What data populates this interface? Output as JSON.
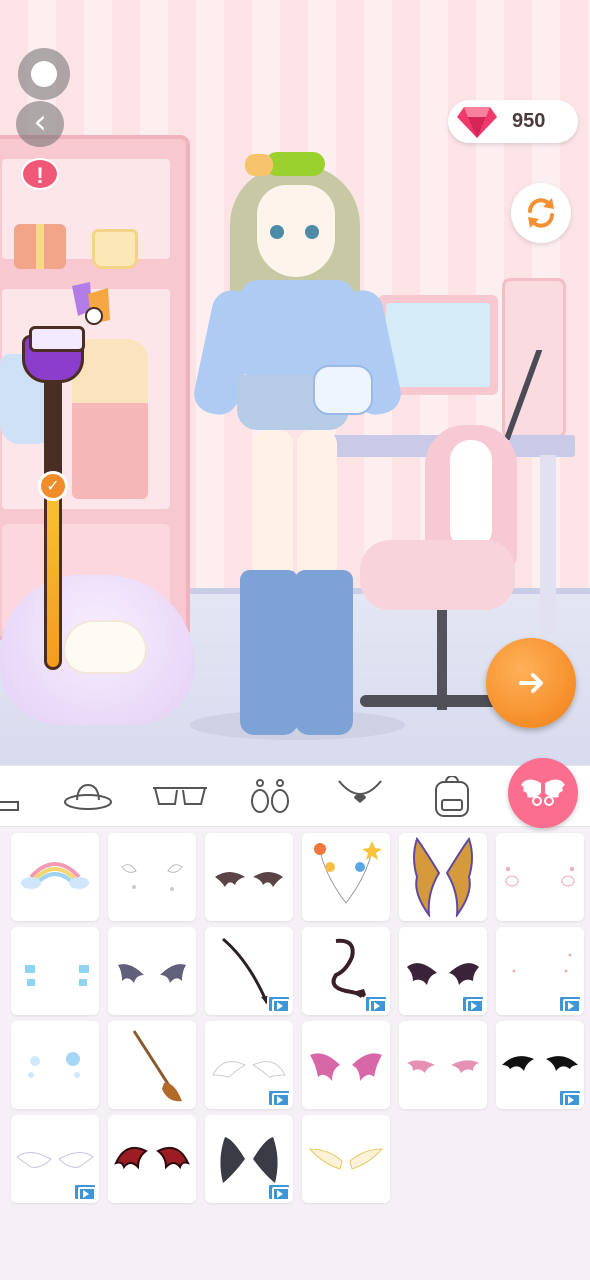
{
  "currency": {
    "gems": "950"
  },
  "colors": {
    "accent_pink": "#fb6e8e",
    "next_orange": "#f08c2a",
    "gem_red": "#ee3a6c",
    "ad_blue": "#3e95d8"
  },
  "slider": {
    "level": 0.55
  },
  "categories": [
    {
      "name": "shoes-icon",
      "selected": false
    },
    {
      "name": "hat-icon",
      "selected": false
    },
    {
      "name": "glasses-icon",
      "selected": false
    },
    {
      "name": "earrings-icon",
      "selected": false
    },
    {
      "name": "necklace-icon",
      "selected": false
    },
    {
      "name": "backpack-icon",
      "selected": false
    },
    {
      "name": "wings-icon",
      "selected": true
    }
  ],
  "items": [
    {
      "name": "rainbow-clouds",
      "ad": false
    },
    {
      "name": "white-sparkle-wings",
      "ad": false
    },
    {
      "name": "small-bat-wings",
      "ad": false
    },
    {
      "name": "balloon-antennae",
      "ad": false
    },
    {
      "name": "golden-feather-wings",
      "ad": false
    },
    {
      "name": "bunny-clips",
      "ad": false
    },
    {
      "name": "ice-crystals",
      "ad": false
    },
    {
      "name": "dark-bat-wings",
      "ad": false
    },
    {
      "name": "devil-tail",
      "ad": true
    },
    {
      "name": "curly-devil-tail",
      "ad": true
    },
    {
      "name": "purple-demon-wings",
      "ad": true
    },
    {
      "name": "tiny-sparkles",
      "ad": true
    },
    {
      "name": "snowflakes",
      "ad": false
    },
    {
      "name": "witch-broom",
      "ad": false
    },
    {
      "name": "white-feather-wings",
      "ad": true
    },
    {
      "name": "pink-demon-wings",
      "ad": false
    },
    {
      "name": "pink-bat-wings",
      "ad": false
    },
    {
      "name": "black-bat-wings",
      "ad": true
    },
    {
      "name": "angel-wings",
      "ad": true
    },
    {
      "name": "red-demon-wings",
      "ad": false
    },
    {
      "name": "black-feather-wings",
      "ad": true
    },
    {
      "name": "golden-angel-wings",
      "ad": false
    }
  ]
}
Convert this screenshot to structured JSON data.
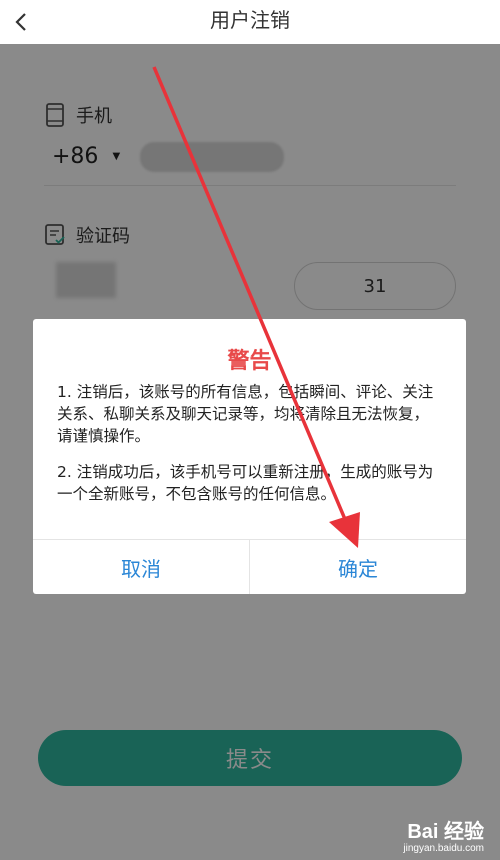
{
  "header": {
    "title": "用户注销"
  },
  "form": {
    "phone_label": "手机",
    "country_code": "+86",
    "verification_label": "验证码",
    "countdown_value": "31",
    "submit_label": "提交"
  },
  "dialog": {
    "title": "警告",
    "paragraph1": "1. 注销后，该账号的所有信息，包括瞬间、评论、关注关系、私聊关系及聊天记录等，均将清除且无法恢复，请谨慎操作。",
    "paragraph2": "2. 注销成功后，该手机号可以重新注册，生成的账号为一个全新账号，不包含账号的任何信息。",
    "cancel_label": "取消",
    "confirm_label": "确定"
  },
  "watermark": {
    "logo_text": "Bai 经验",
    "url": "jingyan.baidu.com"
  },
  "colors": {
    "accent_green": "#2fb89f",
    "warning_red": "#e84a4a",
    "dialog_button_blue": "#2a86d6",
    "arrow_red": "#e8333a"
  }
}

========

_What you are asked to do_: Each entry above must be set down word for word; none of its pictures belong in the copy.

_Task solution_:
What data populates this interface? Output as JSON.
{
  "currency": {
    "gems": "950"
  },
  "colors": {
    "accent_pink": "#fb6e8e",
    "next_orange": "#f08c2a",
    "gem_red": "#ee3a6c",
    "ad_blue": "#3e95d8"
  },
  "slider": {
    "level": 0.55
  },
  "categories": [
    {
      "name": "shoes-icon",
      "selected": false
    },
    {
      "name": "hat-icon",
      "selected": false
    },
    {
      "name": "glasses-icon",
      "selected": false
    },
    {
      "name": "earrings-icon",
      "selected": false
    },
    {
      "name": "necklace-icon",
      "selected": false
    },
    {
      "name": "backpack-icon",
      "selected": false
    },
    {
      "name": "wings-icon",
      "selected": true
    }
  ],
  "items": [
    {
      "name": "rainbow-clouds",
      "ad": false
    },
    {
      "name": "white-sparkle-wings",
      "ad": false
    },
    {
      "name": "small-bat-wings",
      "ad": false
    },
    {
      "name": "balloon-antennae",
      "ad": false
    },
    {
      "name": "golden-feather-wings",
      "ad": false
    },
    {
      "name": "bunny-clips",
      "ad": false
    },
    {
      "name": "ice-crystals",
      "ad": false
    },
    {
      "name": "dark-bat-wings",
      "ad": false
    },
    {
      "name": "devil-tail",
      "ad": true
    },
    {
      "name": "curly-devil-tail",
      "ad": true
    },
    {
      "name": "purple-demon-wings",
      "ad": true
    },
    {
      "name": "tiny-sparkles",
      "ad": true
    },
    {
      "name": "snowflakes",
      "ad": false
    },
    {
      "name": "witch-broom",
      "ad": false
    },
    {
      "name": "white-feather-wings",
      "ad": true
    },
    {
      "name": "pink-demon-wings",
      "ad": false
    },
    {
      "name": "pink-bat-wings",
      "ad": false
    },
    {
      "name": "black-bat-wings",
      "ad": true
    },
    {
      "name": "angel-wings",
      "ad": true
    },
    {
      "name": "red-demon-wings",
      "ad": false
    },
    {
      "name": "black-feather-wings",
      "ad": true
    },
    {
      "name": "golden-angel-wings",
      "ad": false
    }
  ]
}
Convert this screenshot to structured JSON data.
{
  "header": {
    "title": "用户注销"
  },
  "form": {
    "phone_label": "手机",
    "country_code": "+86",
    "verification_label": "验证码",
    "countdown_value": "31",
    "submit_label": "提交"
  },
  "dialog": {
    "title": "警告",
    "paragraph1": "1. 注销后，该账号的所有信息，包括瞬间、评论、关注关系、私聊关系及聊天记录等，均将清除且无法恢复，请谨慎操作。",
    "paragraph2": "2. 注销成功后，该手机号可以重新注册，生成的账号为一个全新账号，不包含账号的任何信息。",
    "cancel_label": "取消",
    "confirm_label": "确定"
  },
  "watermark": {
    "logo_text": "Bai 经验",
    "url": "jingyan.baidu.com"
  },
  "colors": {
    "accent_green": "#2fb89f",
    "warning_red": "#e84a4a",
    "dialog_button_blue": "#2a86d6",
    "arrow_red": "#e8333a"
  }
}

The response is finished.